while I think any public eduction about UC is good, and news of new treatments in trials is very welcome, - this news article (and the several other recent MDX-1100 articles discussed here recently) also annoy me a bit.
This text is more of a press release by one of the drug's creators (and undoubtedly a partner in a start up bio tech company to develop this drug). The reporter may not even be a science reporter, and did very little other than take the information the company provided.
The text makes it sound like there was no other treatment, except surgury, until this drug came along. Or, that whatever other treatments exist all have horrible side effects. (Some do, some don't, some bother just some people .. etc.). No drug is free of side effects, yet not one single side effect of this new wonder drug is even mentioned by the article.
While targeting a different segment of the complex chemical chain that comprises the gut's immune system, this approach does not appear that novel, nor do clinical rates seen so far suggest universal success. Also, no information about any adverse events observed in the trials is even hinted at.
I hope it does turn out to be a wonder drug with great success and no side effects; but I sure would like to hear this from an independent science reporter, or the CCFA, or the GI association - not just from a company rep with a financial stake (likely trying to raise venture capital at this very oment).
I repeat what I said about MDX-1100 before, along with a link to drug info at the CCFA.org site:
There are a number of new treatments for Crohn's and UC in the pipeline. Different ones focus on a different point in the long chain of chemical messages in the immune system, or the actions of chemicals on the surface of probiotics, some block inflammation, some help heal after inflammation.

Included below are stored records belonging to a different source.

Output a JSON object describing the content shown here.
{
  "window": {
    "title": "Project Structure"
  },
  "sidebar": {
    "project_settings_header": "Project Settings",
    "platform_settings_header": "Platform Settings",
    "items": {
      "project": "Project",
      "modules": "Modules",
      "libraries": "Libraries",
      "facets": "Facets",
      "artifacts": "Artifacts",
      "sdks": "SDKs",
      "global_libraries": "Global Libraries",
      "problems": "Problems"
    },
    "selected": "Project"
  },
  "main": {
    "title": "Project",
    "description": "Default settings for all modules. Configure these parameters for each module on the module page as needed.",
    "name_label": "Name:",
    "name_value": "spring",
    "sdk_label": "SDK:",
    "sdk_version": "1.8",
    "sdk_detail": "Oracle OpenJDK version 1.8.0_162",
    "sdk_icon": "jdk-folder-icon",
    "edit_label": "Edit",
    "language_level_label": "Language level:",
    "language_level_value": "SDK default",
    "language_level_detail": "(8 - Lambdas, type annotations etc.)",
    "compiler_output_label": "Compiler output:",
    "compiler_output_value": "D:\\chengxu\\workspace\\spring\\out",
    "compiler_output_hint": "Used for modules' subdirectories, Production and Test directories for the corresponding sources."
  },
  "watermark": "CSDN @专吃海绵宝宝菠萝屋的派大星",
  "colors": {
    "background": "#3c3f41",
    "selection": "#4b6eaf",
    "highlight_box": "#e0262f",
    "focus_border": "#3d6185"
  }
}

This one is not my favored racehorse. I did not like the news story because it simplified more than you need to for public consumption (some of the info was very general, and they cited/linked the entire NICB.GOV website at the top level). They also make the potential side effects of other drugs (we know none of them are perfect) sound more horrible than they are, and completely skip over any side effects or adverse reactions this drug may have. Some of the story reads more like a drug company press release rather than a news story interviewing a medical researcher.
I would bet Dr. Sanborn has stock in this company, and that it may be about to raise more venture capital. I'm not saying that some of the news is not good, but only that this story was pretty shallow on information, and long on "positioning" the new drug. ... ... and this is not likely to be a pill. It is currently an IV infusion, and it looks like it will be a new (and expensive) alternative to Remicade, and very profitable for hospital infusion centers.
This drug development effort and a number of others is reviewed in a slideshow at the CCFA.ORG site. Dr. Sanborn helped put the slides together.
The info on this drug (MDX-1100) begins on slide#25 and some results are shown on slides #26 & #27.
While there was a benefit of the drug at the highest doses (See green bars on slide#27), at lower doses the drug was no different from the placebo. about 43% of 16 people taking the highest does got remission, and 25% of the 16 people taking the medium dose got remission. This means 11 out of 32 people (34%) getting a medium or high dose got remission. But this is compared to 10 of the 54 people taking placebo (18.5%) who also got remission for some unknown reason. One view would be that MXC-1100 is about 15.5% better than a placebo. (That modest finding sure did not come through in the corporate press release passed on by KABC.)
However, greater numbers of people got SOME clinical response (lower symptoms) or SOME mucosal healing without getting full remission, and maybe with more treatment they would eventually get remission. So this could still be a promising drug.
I just mistrust press releases a bit and always try to find a more scientific presentation. Normally I would go beyond slides prepared by one of the researchers with a financial interest, and find a peer-reviewed report. But, since these slides have been vetted by the CCFA, I think the numbers are good.
SO two points:
1) all of the other slides show other drugs in the pipeline, not just MCX-1100
2) the effect/benefit of MCX-1100 relative to other drug options (or to its eventual cost), or to yet to be understood side-effect levels, is still to be seen.